The universities have become the recipients of those corporate interests seeking research that complements their mission statements, from neophyte scholars whose research puts them on track for the holy grail of the "earned doctorate" especially in the maths and sciences, the electonics and the pharmaceuticals. And now we have to conduct research on the sources of funding for all research in the sciences because knowing the source of the funds will help to determine the objectivity, and the reliability of the research. Omitting such funding documentation leaves the other students who might access the research in the dark.
And then there are the governments seeking to fund the kind of research for which they wish to be known...in the case of the Canadian government, that means science, engineering and technology is currently living under a halo of extra funding while arts grants are much more scarce.

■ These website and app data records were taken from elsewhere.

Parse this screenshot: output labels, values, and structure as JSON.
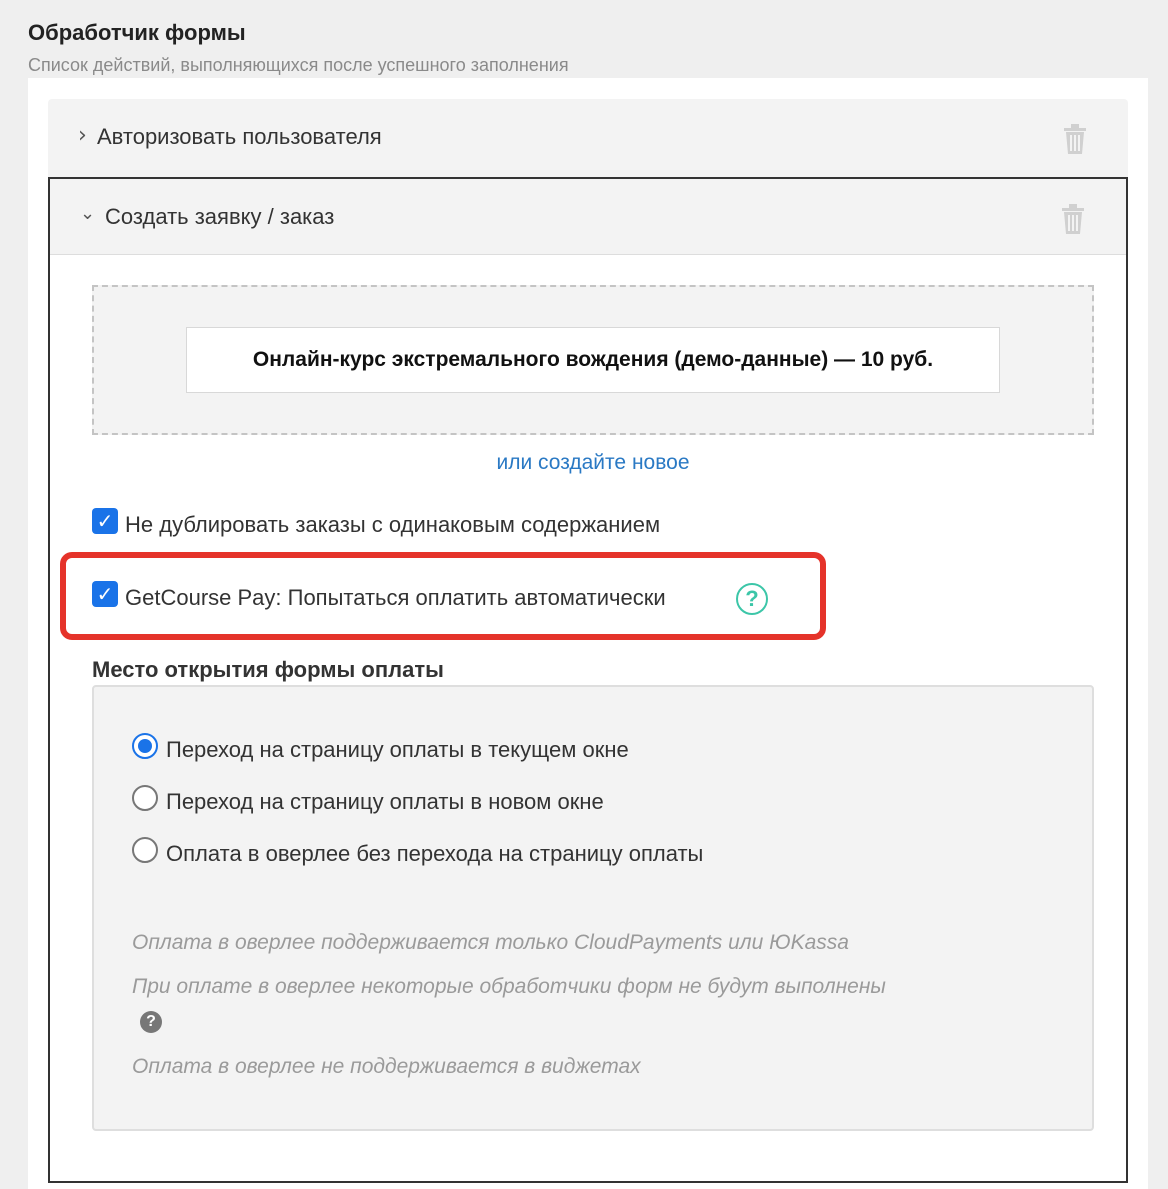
{
  "section": {
    "title": "Обработчик формы",
    "subtitle": "Список действий, выполняющихся после успешного заполнения"
  },
  "actions": [
    {
      "title": "Авторизовать пользователя",
      "expanded": false
    },
    {
      "title": "Создать заявку / заказ",
      "expanded": true
    }
  ],
  "order": {
    "offer": "Онлайн-курс экстремального вождения (демо-данные) — 10 руб.",
    "create_link": "или создайте новое",
    "no_duplicate_label": "Не дублировать заказы с одинаковым содержанием",
    "no_duplicate_checked": true,
    "autopay_label": "GetCourse Pay: Попытаться оплатить автоматически",
    "autopay_checked": true,
    "help_glyph": "?"
  },
  "payment_location": {
    "heading": "Место открытия формы оплаты",
    "options": [
      {
        "label": "Переход на страницу оплаты в текущем окне",
        "checked": true
      },
      {
        "label": "Переход на страницу оплаты в новом окне",
        "checked": false
      },
      {
        "label": "Оплата в оверлее без перехода на страницу оплаты",
        "checked": false
      }
    ],
    "notes": [
      "Оплата в оверлее поддерживается только CloudPayments или ЮKassa",
      "При оплате в оверлее некоторые обработчики форм не будут выполнены",
      "Оплата в оверлее не поддерживается в виджетах"
    ],
    "note_help_glyph": "?"
  },
  "colors": {
    "accent": "#1a73e8",
    "link": "#2a79c4",
    "highlight": "#e5332a",
    "help": "#3cc6a8"
  },
  "icons": {
    "trash": "trash-icon",
    "chevron_collapsed": "chevron-right-icon",
    "chevron_expanded": "chevron-down-icon",
    "checkmark": "checkmark-icon",
    "help": "question-circle-icon"
  }
}
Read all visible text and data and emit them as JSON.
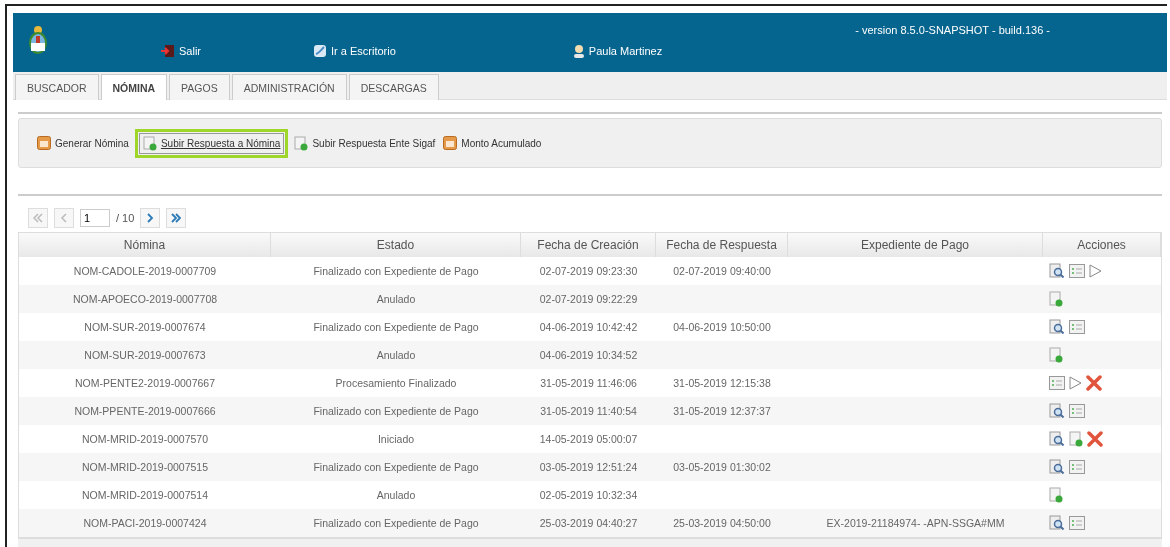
{
  "header": {
    "links": [
      {
        "kind": "exit",
        "label": "Salir"
      },
      {
        "kind": "desktop",
        "label": "Ir a Escritorio"
      },
      {
        "kind": "user",
        "label": "Paula Martinez"
      }
    ],
    "version": "- version 8.5.0-SNAPSHOT - build.136 -"
  },
  "tabs": [
    {
      "label": "BUSCADOR",
      "selected": false
    },
    {
      "label": "NÓMINA",
      "selected": true
    },
    {
      "label": "PAGOS",
      "selected": false
    },
    {
      "label": "ADMINISTRACIÓN",
      "selected": false
    },
    {
      "label": "DESCARGAS",
      "selected": false
    }
  ],
  "toolbar": [
    {
      "kind": "ledger",
      "label": "Generar Nómina",
      "selected": false
    },
    {
      "kind": "upload",
      "label": "Subir Respuesta a Nómina",
      "selected": true
    },
    {
      "kind": "upload",
      "label": "Subir Respuesta Ente Sigaf",
      "selected": false
    },
    {
      "kind": "ledger",
      "label": "Monto Acumulado",
      "selected": false
    }
  ],
  "pagination": {
    "page": "1",
    "total": "/ 10"
  },
  "table": {
    "columns": [
      "Nómina",
      "Estado",
      "Fecha de Creación",
      "Fecha de Respuesta",
      "Expediente de Pago",
      "Acciones"
    ],
    "rows": [
      {
        "cells": [
          "NOM-CADOLE-2019-0007709",
          "Finalizado con Expediente de Pago",
          "02-07-2019 09:23:30",
          "02-07-2019 09:40:00",
          ""
        ],
        "actions": [
          {
            "kind": "view"
          },
          {
            "kind": "list"
          },
          {
            "kind": "play"
          }
        ]
      },
      {
        "cells": [
          "NOM-APOECO-2019-0007708",
          "Anulado",
          "02-07-2019 09:22:29",
          "",
          ""
        ],
        "actions": [
          {
            "kind": "upload"
          }
        ]
      },
      {
        "cells": [
          "NOM-SUR-2019-0007674",
          "Finalizado con Expediente de Pago",
          "04-06-2019 10:42:42",
          "04-06-2019 10:50:00",
          ""
        ],
        "actions": [
          {
            "kind": "view"
          },
          {
            "kind": "list"
          }
        ]
      },
      {
        "cells": [
          "NOM-SUR-2019-0007673",
          "Anulado",
          "04-06-2019 10:34:52",
          "",
          ""
        ],
        "actions": [
          {
            "kind": "upload"
          }
        ]
      },
      {
        "cells": [
          "NOM-PENTE2-2019-0007667",
          "Procesamiento Finalizado",
          "31-05-2019 11:46:06",
          "31-05-2019 12:15:38",
          ""
        ],
        "actions": [
          {
            "kind": "list"
          },
          {
            "kind": "play"
          },
          {
            "kind": "delete"
          }
        ]
      },
      {
        "cells": [
          "NOM-PPENTE-2019-0007666",
          "Finalizado con Expediente de Pago",
          "31-05-2019 11:40:54",
          "31-05-2019 12:37:37",
          ""
        ],
        "actions": [
          {
            "kind": "view"
          },
          {
            "kind": "list"
          }
        ]
      },
      {
        "cells": [
          "NOM-MRID-2019-0007570",
          "Iniciado",
          "14-05-2019 05:00:07",
          "",
          ""
        ],
        "actions": [
          {
            "kind": "view"
          },
          {
            "kind": "upload"
          },
          {
            "kind": "delete"
          }
        ]
      },
      {
        "cells": [
          "NOM-MRID-2019-0007515",
          "Finalizado con Expediente de Pago",
          "03-05-2019 12:51:24",
          "03-05-2019 01:30:02",
          ""
        ],
        "actions": [
          {
            "kind": "view"
          },
          {
            "kind": "list"
          }
        ]
      },
      {
        "cells": [
          "NOM-MRID-2019-0007514",
          "Anulado",
          "02-05-2019 10:32:34",
          "",
          ""
        ],
        "actions": [
          {
            "kind": "upload"
          }
        ]
      },
      {
        "cells": [
          "NOM-PACI-2019-0007424",
          "Finalizado con Expediente de Pago",
          "25-03-2019 04:40:27",
          "25-03-2019 04:50:00",
          "EX-2019-21184974- -APN-SSGA#MM"
        ],
        "actions": [
          {
            "kind": "view"
          },
          {
            "kind": "list"
          }
        ]
      }
    ]
  }
}
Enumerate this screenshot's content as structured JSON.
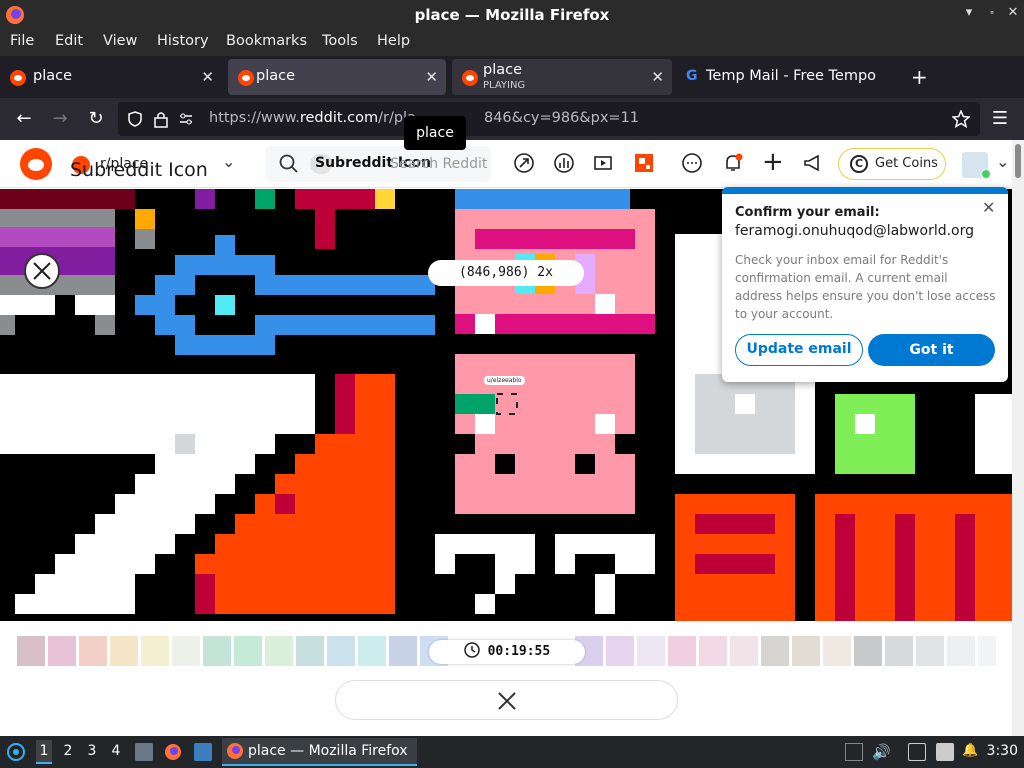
{
  "window": {
    "title": "place — Mozilla Firefox"
  },
  "menu": [
    "File",
    "Edit",
    "View",
    "History",
    "Bookmarks",
    "Tools",
    "Help"
  ],
  "tabs": [
    {
      "label": "place"
    },
    {
      "label": "place"
    },
    {
      "label": "place",
      "sub": "PLAYING"
    },
    {
      "label": "Temp Mail - Free Tempora"
    }
  ],
  "url": {
    "prefix": "https://www.",
    "domain": "reddit.com",
    "path": "/r/pla",
    "tail": "846&cy=986&px=11"
  },
  "tooltip": "place",
  "header": {
    "subreddit": "r/place",
    "subreddit_icon_alt": "Subreddit Icon",
    "search_chip": "Subreddit Icon",
    "search_placeholder": "Search Reddit",
    "coins": "Get Coins"
  },
  "canvas": {
    "coord": "(846,986) 2x",
    "user_tag": "u/elzeeablo",
    "timer": "00:19:55"
  },
  "popup": {
    "title": "Confirm your email:",
    "email": "feramogi.onuhuqod@labworld.org",
    "body": "Check your inbox email for Reddit's confirmation email. A current email address helps ensure you don't lose access to your account.",
    "update_btn": "Update email",
    "ok_btn": "Got it"
  },
  "taskbar": {
    "workspaces": [
      "1",
      "2",
      "3",
      "4"
    ],
    "window": "place — Mozilla Firefox",
    "clock": "3:30"
  },
  "colors": {
    "reddit": "#ff4500",
    "blue": "#0079d3"
  }
}
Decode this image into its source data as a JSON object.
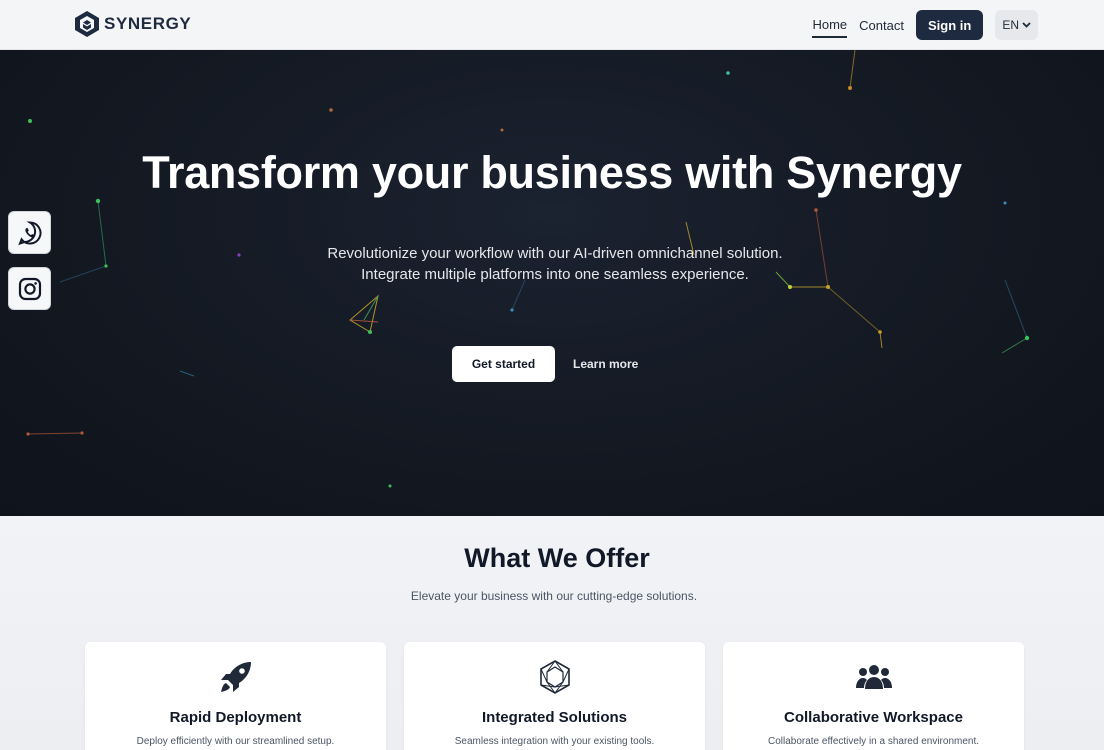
{
  "brand": {
    "name": "SYNERGY",
    "color": "#1e2a3f"
  },
  "header": {
    "nav": {
      "home": "Home",
      "contact": "Contact"
    },
    "signin_label": "Sign in",
    "language": "EN"
  },
  "hero": {
    "title": "Transform your business with Synergy",
    "subtitle_line1": "Revolutionize your workflow with our AI-driven omnichannel solution.",
    "subtitle_line2": "Integrate multiple platforms into one seamless experience.",
    "primary_cta": "Get started",
    "secondary_cta": "Learn more",
    "background_color": "#131821"
  },
  "social": [
    {
      "icon": "whatsapp-icon"
    },
    {
      "icon": "instagram-icon"
    }
  ],
  "offer": {
    "title": "What We Offer",
    "subtitle": "Elevate your business with our cutting-edge solutions.",
    "cards": [
      {
        "icon": "rocket-icon",
        "title": "Rapid Deployment",
        "description": "Deploy efficiently with our streamlined setup."
      },
      {
        "icon": "hexagon-network-icon",
        "title": "Integrated Solutions",
        "description": "Seamless integration with your existing tools."
      },
      {
        "icon": "team-icon",
        "title": "Collaborative Workspace",
        "description": "Collaborate effectively in a shared environment."
      }
    ]
  }
}
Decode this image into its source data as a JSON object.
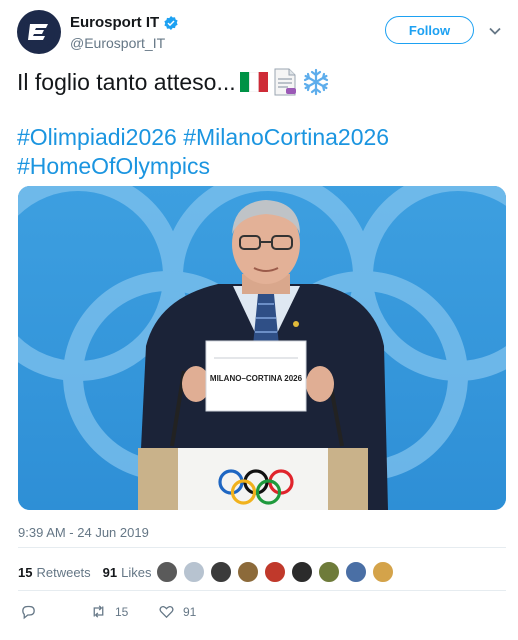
{
  "header": {
    "display_name": "Eurosport IT",
    "handle": "@Eurosport_IT",
    "follow_label": "Follow"
  },
  "tweet": {
    "text": "Il foglio tanto atteso...",
    "emojis": [
      "italy-flag-icon",
      "page-facing-up-icon",
      "snowflake-icon"
    ],
    "hashtags": [
      "#Olimpiadi2026 #MilanoCortina2026",
      "#HomeOfOlympics"
    ]
  },
  "media": {
    "card_text": "MILANO–CORTINA 2026"
  },
  "meta": {
    "timestamp": "9:39 AM - 24 Jun 2019"
  },
  "stats": {
    "retweets_count": "15",
    "retweets_label": "Retweets",
    "likes_count": "91",
    "likes_label": "Likes",
    "liker_colors": [
      "#5a5a5a",
      "#b7c3d0",
      "#3b3b3b",
      "#8c6a3a",
      "#c0392b",
      "#2b2b2b",
      "#6e7b3a",
      "#4a6fa5",
      "#d4a34a"
    ]
  },
  "actions": {
    "reply_count": "",
    "retweet_count": "15",
    "like_count": "91"
  },
  "colors": {
    "accent": "#1da1f2",
    "hashtag": "#1b95e0",
    "muted": "#657786"
  }
}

After all, there is much more "sex appeal" and thereby political capital to gain from funding hardware and technological processes than there is in funding historical or literary research that discloses the secret documents of a specific regime (for example the Harris government about which many would like to know the full story) or the unique insights of the kind of literary scholars like Northrop Frye whose literary criticism has become a much used and much appreciated piece of scholarship around the world, to Canada's long-lasting credit.
We are a ship driven, it seems, by money toward the acquisition of more money, for those whose hands are already "drunk" with cash while, at the same time, we are becoming drunk ourselves on moving in this direction without so much as a "wait-a-minute" and "could we hit the pause button and re-think our course."
There is no pause button on this machine and no re-think button and no apparent "fools" willing to put their neck out and look silly in the face of the tsunami of conventional-robotic-nonthink....
This process demeans poverty in favour of the rich; it elevates technology at the expense of critical thinking; it debases human individuals while shining halo's on big cash grabs, and big tech-advances, and big-drug-'discoveries' and reduces the feasibility that the process can or will be even slowed, certainly not stopped.
We are driven by short-term thinking (which incidentally sinks most small business entrepreneurs) and short-sighted visions, and short-term health fixes by a mind-set of instant (if superficial and non-substantive) gratification...
And we think and some even believe that we have matured, into health adults over the last half century!
That's a bad joke!